[REQUIRED ACTION] The copy has to match the records word for word and include no pictures.

-- RECORDS SUPPLIED follows --

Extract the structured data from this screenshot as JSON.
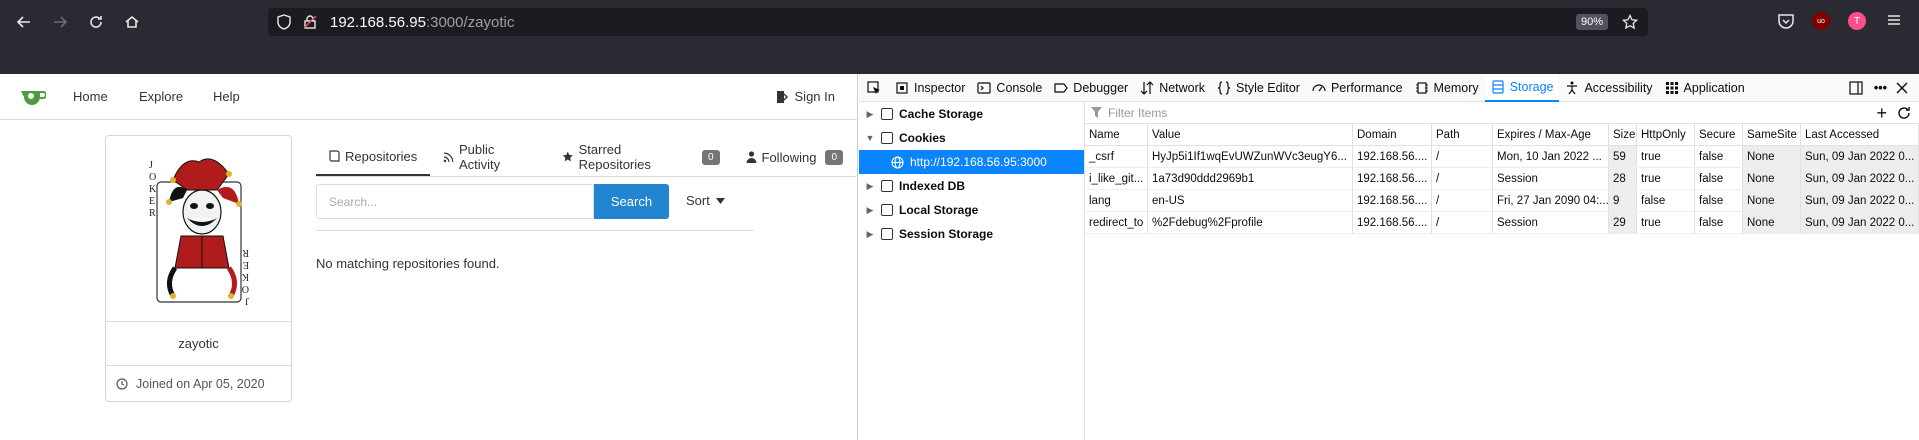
{
  "browser": {
    "url_host": "192.168.56.95",
    "url_path": ":3000/zayotic",
    "zoom": "90%"
  },
  "site": {
    "nav": [
      "Home",
      "Explore",
      "Help"
    ],
    "signin": "Sign In",
    "username": "zayotic",
    "joined": "Joined on Apr 05, 2020",
    "tabs": [
      {
        "label": "Repositories"
      },
      {
        "label": "Public Activity"
      },
      {
        "label": "Starred Repositories",
        "count": "0"
      },
      {
        "label": "Following",
        "count": "0"
      }
    ],
    "search_placeholder": "Search...",
    "search_button": "Search",
    "sort_label": "Sort",
    "empty_message": "No matching repositories found."
  },
  "devtools": {
    "tabs": [
      "Inspector",
      "Console",
      "Debugger",
      "Network",
      "Style Editor",
      "Performance",
      "Memory",
      "Storage",
      "Accessibility",
      "Application"
    ],
    "active_tab": "Storage",
    "tree": {
      "cache_storage": "Cache Storage",
      "cookies": "Cookies",
      "cookie_host": "http://192.168.56.95:3000",
      "indexed_db": "Indexed DB",
      "local_storage": "Local Storage",
      "session_storage": "Session Storage"
    },
    "filter_placeholder": "Filter Items",
    "columns": [
      "Name",
      "Value",
      "Domain",
      "Path",
      "Expires / Max-Age",
      "Size",
      "HttpOnly",
      "Secure",
      "SameSite",
      "Last Accessed"
    ],
    "rows": [
      [
        "_csrf",
        "HyJp5i1If1wqEvUWZunWVc3eugY6...",
        "192.168.56....",
        "/",
        "Mon, 10 Jan 2022 ...",
        "59",
        "true",
        "false",
        "None",
        "Sun, 09 Jan 2022 0..."
      ],
      [
        "i_like_git...",
        "1a73d90ddd2969b1",
        "192.168.56....",
        "/",
        "Session",
        "28",
        "true",
        "false",
        "None",
        "Sun, 09 Jan 2022 0..."
      ],
      [
        "lang",
        "en-US",
        "192.168.56....",
        "/",
        "Fri, 27 Jan 2090 04:...",
        "9",
        "false",
        "false",
        "None",
        "Sun, 09 Jan 2022 0..."
      ],
      [
        "redirect_to",
        "%2Fdebug%2Fprofile",
        "192.168.56....",
        "/",
        "Session",
        "29",
        "true",
        "false",
        "None",
        "Sun, 09 Jan 2022 0..."
      ]
    ]
  }
}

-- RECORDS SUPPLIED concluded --

[TASK ANSWER]
Extract the structured data from this screenshot as JSON.
{
  "browser": {
    "url_host": "192.168.56.95",
    "url_path": ":3000/zayotic",
    "zoom": "90%"
  },
  "site": {
    "nav": [
      "Home",
      "Explore",
      "Help"
    ],
    "signin": "Sign In",
    "username": "zayotic",
    "joined": "Joined on Apr 05, 2020",
    "tabs": [
      {
        "label": "Repositories"
      },
      {
        "label": "Public Activity"
      },
      {
        "label": "Starred Repositories",
        "count": "0"
      },
      {
        "label": "Following",
        "count": "0"
      }
    ],
    "search_placeholder": "Search...",
    "search_button": "Search",
    "sort_label": "Sort",
    "empty_message": "No matching repositories found."
  },
  "devtools": {
    "tabs": [
      "Inspector",
      "Console",
      "Debugger",
      "Network",
      "Style Editor",
      "Performance",
      "Memory",
      "Storage",
      "Accessibility",
      "Application"
    ],
    "active_tab": "Storage",
    "tree": {
      "cache_storage": "Cache Storage",
      "cookies": "Cookies",
      "cookie_host": "http://192.168.56.95:3000",
      "indexed_db": "Indexed DB",
      "local_storage": "Local Storage",
      "session_storage": "Session Storage"
    },
    "filter_placeholder": "Filter Items",
    "columns": [
      "Name",
      "Value",
      "Domain",
      "Path",
      "Expires / Max-Age",
      "Size",
      "HttpOnly",
      "Secure",
      "SameSite",
      "Last Accessed"
    ],
    "rows": [
      [
        "_csrf",
        "HyJp5i1If1wqEvUWZunWVc3eugY6...",
        "192.168.56....",
        "/",
        "Mon, 10 Jan 2022 ...",
        "59",
        "true",
        "false",
        "None",
        "Sun, 09 Jan 2022 0..."
      ],
      [
        "i_like_git...",
        "1a73d90ddd2969b1",
        "192.168.56....",
        "/",
        "Session",
        "28",
        "true",
        "false",
        "None",
        "Sun, 09 Jan 2022 0..."
      ],
      [
        "lang",
        "en-US",
        "192.168.56....",
        "/",
        "Fri, 27 Jan 2090 04:...",
        "9",
        "false",
        "false",
        "None",
        "Sun, 09 Jan 2022 0..."
      ],
      [
        "redirect_to",
        "%2Fdebug%2Fprofile",
        "192.168.56....",
        "/",
        "Session",
        "29",
        "true",
        "false",
        "None",
        "Sun, 09 Jan 2022 0..."
      ]
    ]
  }
}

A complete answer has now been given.